Jimmy Aldaoud, 41, spent nearly his entire life in the US but was swept up in President Donald Trump's immigration enforcement orders.
Since news of his death came to light, a video has emerged on the Facebook page of a humanitarian activist in Iraq of a dishevelled-looking Mr Aldaoud on the streets of Baghdad.
Immigration attorney Edward Bajoka, who said he was close to Aldaoud's family, wrote on Facebook that he died because he was unable to treat his diabetes. "Your blood is on the hands of ICE and this administration". Bajoka said Aldaoud had never been to Iraq and didn't speak Arabic.
His lawyer though said severe mental issues led to his trouble with the law.
"This never should have happened, and no one should be sent to a country where they are going to be persecuted for their faith", Moolenaar said in a statement.

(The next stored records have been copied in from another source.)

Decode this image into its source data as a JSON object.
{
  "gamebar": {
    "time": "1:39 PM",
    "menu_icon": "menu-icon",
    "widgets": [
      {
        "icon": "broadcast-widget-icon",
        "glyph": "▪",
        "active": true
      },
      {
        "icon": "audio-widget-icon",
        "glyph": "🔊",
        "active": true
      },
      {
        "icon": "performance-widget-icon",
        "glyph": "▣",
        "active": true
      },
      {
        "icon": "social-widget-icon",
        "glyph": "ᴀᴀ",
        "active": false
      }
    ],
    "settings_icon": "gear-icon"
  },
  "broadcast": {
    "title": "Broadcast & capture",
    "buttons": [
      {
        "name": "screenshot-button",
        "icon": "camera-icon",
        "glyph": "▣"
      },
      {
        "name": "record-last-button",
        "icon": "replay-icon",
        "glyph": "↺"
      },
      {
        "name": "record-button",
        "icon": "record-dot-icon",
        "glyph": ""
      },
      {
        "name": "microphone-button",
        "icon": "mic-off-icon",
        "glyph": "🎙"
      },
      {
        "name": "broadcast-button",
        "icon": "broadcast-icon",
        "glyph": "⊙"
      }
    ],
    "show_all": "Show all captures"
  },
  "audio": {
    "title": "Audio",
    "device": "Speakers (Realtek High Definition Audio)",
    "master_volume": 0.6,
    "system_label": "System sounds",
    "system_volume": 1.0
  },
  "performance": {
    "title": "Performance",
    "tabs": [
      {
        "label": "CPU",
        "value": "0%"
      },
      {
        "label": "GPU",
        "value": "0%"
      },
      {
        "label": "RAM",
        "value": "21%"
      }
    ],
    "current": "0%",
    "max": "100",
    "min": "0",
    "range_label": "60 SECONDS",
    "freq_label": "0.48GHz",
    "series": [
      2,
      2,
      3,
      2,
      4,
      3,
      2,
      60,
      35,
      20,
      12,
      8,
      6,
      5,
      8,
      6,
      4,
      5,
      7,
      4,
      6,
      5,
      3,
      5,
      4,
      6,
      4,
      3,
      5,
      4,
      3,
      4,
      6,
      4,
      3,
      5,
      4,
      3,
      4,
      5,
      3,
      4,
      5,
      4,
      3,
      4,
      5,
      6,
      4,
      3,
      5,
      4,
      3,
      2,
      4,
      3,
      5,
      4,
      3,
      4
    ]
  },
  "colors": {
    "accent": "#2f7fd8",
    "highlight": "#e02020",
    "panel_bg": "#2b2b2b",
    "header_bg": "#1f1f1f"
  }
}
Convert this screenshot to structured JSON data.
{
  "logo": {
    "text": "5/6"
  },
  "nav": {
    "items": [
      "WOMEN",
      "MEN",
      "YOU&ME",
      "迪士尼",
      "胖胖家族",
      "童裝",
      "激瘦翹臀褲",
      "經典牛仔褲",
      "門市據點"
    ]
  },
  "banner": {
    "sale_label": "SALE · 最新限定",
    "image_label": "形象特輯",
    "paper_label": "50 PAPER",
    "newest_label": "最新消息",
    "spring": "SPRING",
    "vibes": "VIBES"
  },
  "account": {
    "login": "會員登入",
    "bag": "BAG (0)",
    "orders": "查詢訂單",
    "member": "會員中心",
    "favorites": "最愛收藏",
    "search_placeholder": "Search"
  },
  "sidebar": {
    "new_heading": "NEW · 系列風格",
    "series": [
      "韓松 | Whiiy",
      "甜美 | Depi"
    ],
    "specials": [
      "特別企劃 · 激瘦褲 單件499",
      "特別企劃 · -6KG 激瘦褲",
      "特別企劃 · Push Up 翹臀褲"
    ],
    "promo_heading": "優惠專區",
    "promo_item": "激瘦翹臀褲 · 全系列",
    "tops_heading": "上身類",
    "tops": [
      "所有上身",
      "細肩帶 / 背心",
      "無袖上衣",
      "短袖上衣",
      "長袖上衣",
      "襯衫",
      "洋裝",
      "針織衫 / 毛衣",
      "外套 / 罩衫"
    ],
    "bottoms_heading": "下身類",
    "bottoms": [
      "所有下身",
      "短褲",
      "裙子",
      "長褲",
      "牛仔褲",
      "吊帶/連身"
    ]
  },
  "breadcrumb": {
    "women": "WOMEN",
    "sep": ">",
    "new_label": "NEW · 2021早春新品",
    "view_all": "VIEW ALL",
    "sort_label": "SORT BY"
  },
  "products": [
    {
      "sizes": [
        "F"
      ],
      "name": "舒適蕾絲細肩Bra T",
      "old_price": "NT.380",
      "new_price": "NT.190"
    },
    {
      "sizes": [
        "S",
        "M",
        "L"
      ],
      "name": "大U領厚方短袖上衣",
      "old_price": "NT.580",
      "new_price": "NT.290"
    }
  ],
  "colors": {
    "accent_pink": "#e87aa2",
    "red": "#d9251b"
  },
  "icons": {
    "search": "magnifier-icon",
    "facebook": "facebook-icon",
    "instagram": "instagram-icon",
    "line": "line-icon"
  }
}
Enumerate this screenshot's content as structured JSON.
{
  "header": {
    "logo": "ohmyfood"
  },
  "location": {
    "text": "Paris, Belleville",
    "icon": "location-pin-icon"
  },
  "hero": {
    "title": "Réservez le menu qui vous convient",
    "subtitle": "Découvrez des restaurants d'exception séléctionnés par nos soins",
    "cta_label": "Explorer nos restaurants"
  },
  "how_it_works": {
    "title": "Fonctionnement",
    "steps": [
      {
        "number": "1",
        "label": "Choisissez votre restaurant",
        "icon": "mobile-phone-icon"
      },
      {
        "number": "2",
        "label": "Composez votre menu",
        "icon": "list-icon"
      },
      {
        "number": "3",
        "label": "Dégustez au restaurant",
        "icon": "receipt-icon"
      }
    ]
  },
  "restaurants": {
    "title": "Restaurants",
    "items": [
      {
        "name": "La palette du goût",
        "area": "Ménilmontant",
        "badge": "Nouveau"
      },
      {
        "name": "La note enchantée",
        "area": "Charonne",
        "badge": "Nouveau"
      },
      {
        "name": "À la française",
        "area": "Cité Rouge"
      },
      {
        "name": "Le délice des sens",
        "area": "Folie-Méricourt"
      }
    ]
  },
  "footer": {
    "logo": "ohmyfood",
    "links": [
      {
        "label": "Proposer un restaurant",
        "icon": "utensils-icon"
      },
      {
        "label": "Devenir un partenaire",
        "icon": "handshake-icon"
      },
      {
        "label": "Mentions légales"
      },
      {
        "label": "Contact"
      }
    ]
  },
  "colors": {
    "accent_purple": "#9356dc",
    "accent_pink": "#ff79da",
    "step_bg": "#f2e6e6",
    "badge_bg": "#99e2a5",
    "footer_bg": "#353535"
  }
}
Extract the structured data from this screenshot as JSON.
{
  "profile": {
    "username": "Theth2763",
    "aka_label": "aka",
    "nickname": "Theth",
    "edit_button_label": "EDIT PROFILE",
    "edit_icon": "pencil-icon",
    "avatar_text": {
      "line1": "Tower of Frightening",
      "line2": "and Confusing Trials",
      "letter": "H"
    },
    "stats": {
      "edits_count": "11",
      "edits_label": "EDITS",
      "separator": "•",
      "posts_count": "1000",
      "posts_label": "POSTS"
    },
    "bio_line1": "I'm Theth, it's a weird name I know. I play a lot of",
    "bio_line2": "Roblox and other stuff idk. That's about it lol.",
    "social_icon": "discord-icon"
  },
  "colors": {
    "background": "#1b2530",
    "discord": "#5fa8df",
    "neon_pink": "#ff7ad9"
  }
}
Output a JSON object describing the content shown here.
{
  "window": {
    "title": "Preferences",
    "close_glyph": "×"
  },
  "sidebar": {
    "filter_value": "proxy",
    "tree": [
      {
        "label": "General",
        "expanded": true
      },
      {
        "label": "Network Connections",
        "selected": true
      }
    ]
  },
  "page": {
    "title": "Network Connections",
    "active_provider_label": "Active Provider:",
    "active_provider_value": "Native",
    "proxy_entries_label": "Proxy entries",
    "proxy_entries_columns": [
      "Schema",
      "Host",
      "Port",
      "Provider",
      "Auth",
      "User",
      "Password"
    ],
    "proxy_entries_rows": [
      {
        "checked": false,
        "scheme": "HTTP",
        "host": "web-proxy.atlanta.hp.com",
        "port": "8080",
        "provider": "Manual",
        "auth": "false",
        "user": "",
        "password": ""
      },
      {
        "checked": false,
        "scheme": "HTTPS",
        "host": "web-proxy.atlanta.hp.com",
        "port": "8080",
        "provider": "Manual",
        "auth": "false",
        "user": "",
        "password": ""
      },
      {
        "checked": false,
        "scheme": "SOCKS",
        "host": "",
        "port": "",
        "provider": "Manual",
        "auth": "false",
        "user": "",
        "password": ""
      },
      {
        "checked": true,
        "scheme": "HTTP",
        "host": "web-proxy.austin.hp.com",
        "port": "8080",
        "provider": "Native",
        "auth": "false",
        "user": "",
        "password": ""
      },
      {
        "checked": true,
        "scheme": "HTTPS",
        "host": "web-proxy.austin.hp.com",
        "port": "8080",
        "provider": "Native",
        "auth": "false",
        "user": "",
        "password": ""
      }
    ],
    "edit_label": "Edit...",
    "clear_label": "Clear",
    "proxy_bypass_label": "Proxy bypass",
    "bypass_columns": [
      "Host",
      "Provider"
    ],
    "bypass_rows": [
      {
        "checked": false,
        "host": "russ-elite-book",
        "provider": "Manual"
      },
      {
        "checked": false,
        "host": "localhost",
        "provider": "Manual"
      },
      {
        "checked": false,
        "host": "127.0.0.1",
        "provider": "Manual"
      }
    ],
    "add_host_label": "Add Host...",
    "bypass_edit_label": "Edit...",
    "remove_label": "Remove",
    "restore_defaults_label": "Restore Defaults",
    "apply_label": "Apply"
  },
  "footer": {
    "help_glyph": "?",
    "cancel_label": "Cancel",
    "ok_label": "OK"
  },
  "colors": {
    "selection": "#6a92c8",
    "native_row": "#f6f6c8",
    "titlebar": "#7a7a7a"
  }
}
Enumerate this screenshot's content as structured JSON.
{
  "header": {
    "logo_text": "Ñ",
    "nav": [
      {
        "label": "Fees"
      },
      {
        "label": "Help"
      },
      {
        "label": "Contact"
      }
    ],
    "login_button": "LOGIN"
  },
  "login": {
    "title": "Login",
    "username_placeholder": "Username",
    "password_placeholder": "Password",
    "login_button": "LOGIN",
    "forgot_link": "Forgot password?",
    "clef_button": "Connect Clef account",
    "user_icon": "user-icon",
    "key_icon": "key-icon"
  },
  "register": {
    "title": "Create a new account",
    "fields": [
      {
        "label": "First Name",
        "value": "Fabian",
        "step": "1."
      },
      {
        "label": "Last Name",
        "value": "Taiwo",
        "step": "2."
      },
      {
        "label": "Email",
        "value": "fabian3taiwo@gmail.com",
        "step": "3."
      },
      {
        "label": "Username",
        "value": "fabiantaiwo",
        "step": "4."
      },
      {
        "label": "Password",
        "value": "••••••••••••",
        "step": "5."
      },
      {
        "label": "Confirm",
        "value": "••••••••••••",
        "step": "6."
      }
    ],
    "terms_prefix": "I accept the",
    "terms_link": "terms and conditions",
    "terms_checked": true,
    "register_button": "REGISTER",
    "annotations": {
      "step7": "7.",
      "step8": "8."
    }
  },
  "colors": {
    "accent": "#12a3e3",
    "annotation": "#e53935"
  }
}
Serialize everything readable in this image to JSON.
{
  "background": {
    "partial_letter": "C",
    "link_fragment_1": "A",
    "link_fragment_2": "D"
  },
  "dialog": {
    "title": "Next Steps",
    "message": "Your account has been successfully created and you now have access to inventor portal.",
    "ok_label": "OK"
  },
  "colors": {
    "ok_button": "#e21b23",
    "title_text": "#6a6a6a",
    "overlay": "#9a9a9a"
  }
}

"And I don't understand the language, anything". I'm sleeping in the street. "He's diabetic, and they deported him with no insulin, no medication". I've been throwing up, throwing up, sleeping in the streets, trying to find something to eat. "I've got nothing over here".
Jimmy Aldaoud, 41, held Iraqi citizenship through his father, but was born in a refugee camp in Greece and his family travelled to the U.S. legally as refugees when he was six months old in 1979.
Al-Daoud's roughly 20 convictions over two decades include assault, domestic violence, home invasion and disorderly conduct, ICE officials said. Because he wasn't a USA citizen, those criminal convictions made him eligible for deportation. They had been allowed to stay in the US for years because Iraq wouldn't accept them, until recently. The family moved to Detroit when he was just six months old.
Aldaoud was included in the 2017 sweep but later released when the ACLU sued on his behalf and a judge granted an injunction. Now, per Jimmy's family's wishes, he can receive a proper Catholic funeral and be buried next to his mother in MI, the only home he has ever known.
"Jimmy's deportation was a death sentence", Levin said.
But Mr Levin said that was no justification for deporting him.
"Now, someone has died".
Members of the Chaldean community, organizations and elected officials have been fighing to prevent the deportation of Iraqi nationals. They also said Aldaoud was given enough "medicine to ensure continuity of care" when he was deported.
Mr Levin said authorities in the country had so far been reluctant to release the body without "extensive documentation" from his family in the US.
His congressman, Democrat Andy Levin, told the network: "Jimmy died tragically of a diabetic crisis". Levin says the Chaldean Community Foundation will cover the costs of repatriating Al-Daoud's body. As many as 1,400 Iraqis were at risk of deportation after the action.
"I'm glad that my office could give Jimmy's family this small sense of solace, but to honor his memory, we still must do everything we can to prevent another death by deportation". We knew he would not survive if deported. "What we don't know is how many more people [US Immigration and Customs Enforcement] will send to their deaths".